Scaling Task –Adding 8 more gardeners is only beneficial if: there are 8 more tasks (raking, blowing, etc) Data –Adding 8 more gardeners is only beneficial if: there are enough mowers for everyone the yard is big enough that the time it takes to get the mower out is worth it for the size mowed
Hybrid Approaches Can combine both approaches –Gardener1 can mow/weed ½ the yard –Gardener2 can mow/weed ½ the yard –Gardener3 can rake/blow ½ the yard –Gardener4 can rake/blow ½ the yard
Lots of Tasks ◦ e.g, at least 10x more primitive tasks than processors in target computer Minimize redundant computations and data Load Balancing ◦ Primitive tasks roughly the same size Scalable ◦ Number of tasks an increasing function of problem size
Local Communication ◦ When Tasks need data from a small number of other Tasks ◦ Channel from Producing Task to Consuming Task Created Global Communication ◦ When Task need data from many or all other Tasks ◦ Channels for this type of communication are not created during this step
Balanced ◦ Communication operations balanced among tasks Small degree ◦ Each task communicates with only small group of neighbors Concurrency ◦ Tasks can perform communications concurrently ◦ Task can perform computations concurrently
Increase Locality ◦ remove communication by agglomerating Tasks that Communicate with one another ◦ Combine groups of sending & receiving task Send fewer, larger messages rather than more short messages which incur more message latency.

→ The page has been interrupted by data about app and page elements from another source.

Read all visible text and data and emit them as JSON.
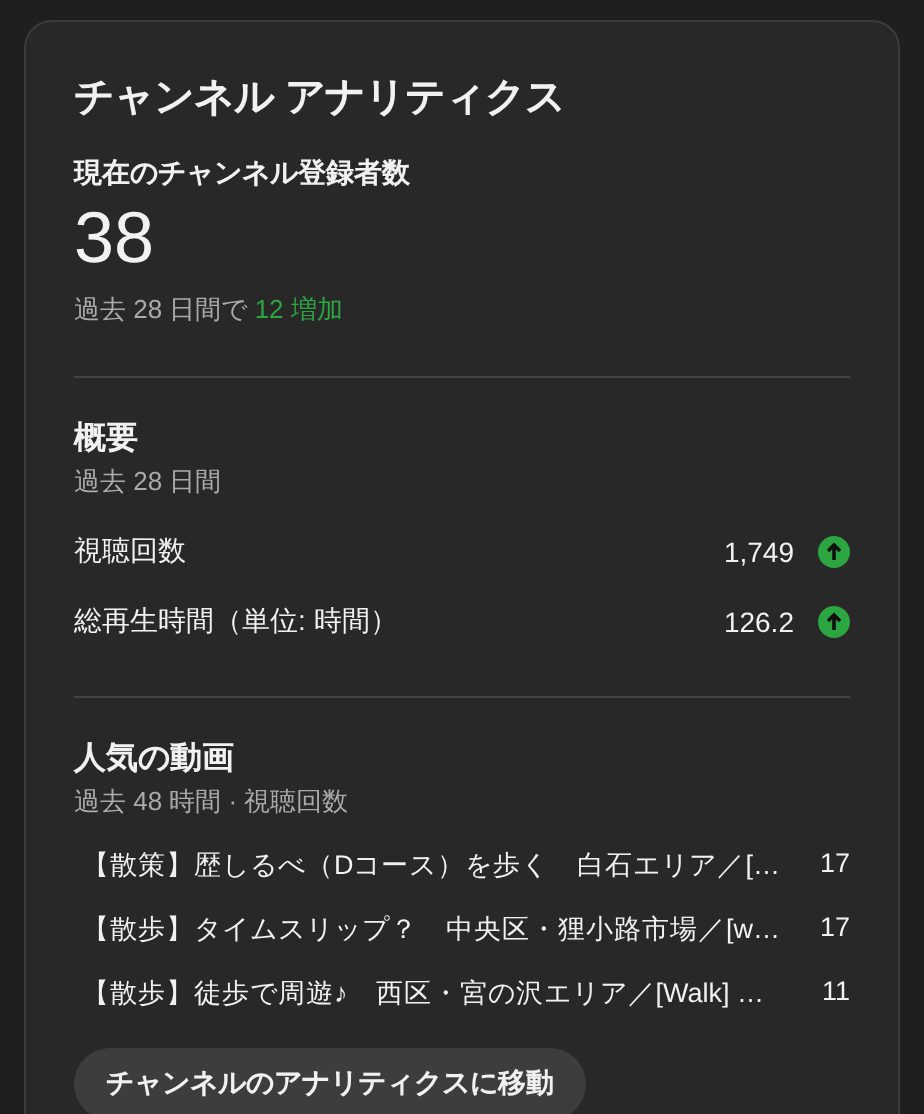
{
  "title": "チャンネル アナリティクス",
  "subscribers": {
    "label": "現在のチャンネル登録者数",
    "count": "38",
    "change_prefix": "過去 28 日間で",
    "change": "12 増加"
  },
  "summary": {
    "heading": "概要",
    "period": "過去 28 日間",
    "metrics": [
      {
        "label": "視聴回数",
        "value": "1,749",
        "increasing": true
      },
      {
        "label": "総再生時間（単位: 時間）",
        "value": "126.2",
        "increasing": true
      }
    ]
  },
  "top_videos": {
    "heading": "人気の動画",
    "period": "過去 48 時間 · 視聴回数",
    "videos": [
      {
        "title": "【散策】歴しるべ（Dコース）を歩く　白石エリア／[…",
        "views": "17"
      },
      {
        "title": "【散歩】タイムスリップ？　中央区・狸小路市場／[w…",
        "views": "17"
      },
      {
        "title": "【散歩】徒歩で周遊♪　西区・宮の沢エリア／[Walk] …",
        "views": "11"
      }
    ]
  },
  "button": "チャンネルのアナリティクスに移動"
}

Maintain Scalability of the Parallel Design ◦ Be careful not to agglomerate Tasks so much that moving to a machine with more processors will not be possible Reduce Software Engineering costs ◦ Leveraging existing sequential code can reduce the expense of engineering a parallel algorithm
Eliminate communication between primitive tasks agglomerated into consolidated task Combine groups of sending and receiving tasks
Locality of parallel algorithm has increased Tradeoff between agglomeration and code modifications costs is reasonable Agglomerated tasks have similar computational and communications costs Number of tasks increases with problem size Number of tasks suitable for likely target systems
Maximize Processor Utilization ◦ Ensure computation is evenly balanced across all processors Minimize Interprocess Communication 29
Finding optimal mapping is NP-hard Must rely on heuristics
Mapping based on one task per processor and multiple tasks per processor have been considered Both static and dynamic allocation of tasks to processors have been evaluated If a dynamic allocation of tasks to processors is chosen, the Task allocator is not a bottleneck If Static allocation of tasks to processors is chosen, the ratio of tasks to processors is at least 10 to 1 32
Boundary value problem Finding the maximum The n-body problem Adding data input
– time to update element n – number of elements m – number of iterations Sequential execution time: mn p – number of processors – message latency Parallel execution time m( n/p +2 )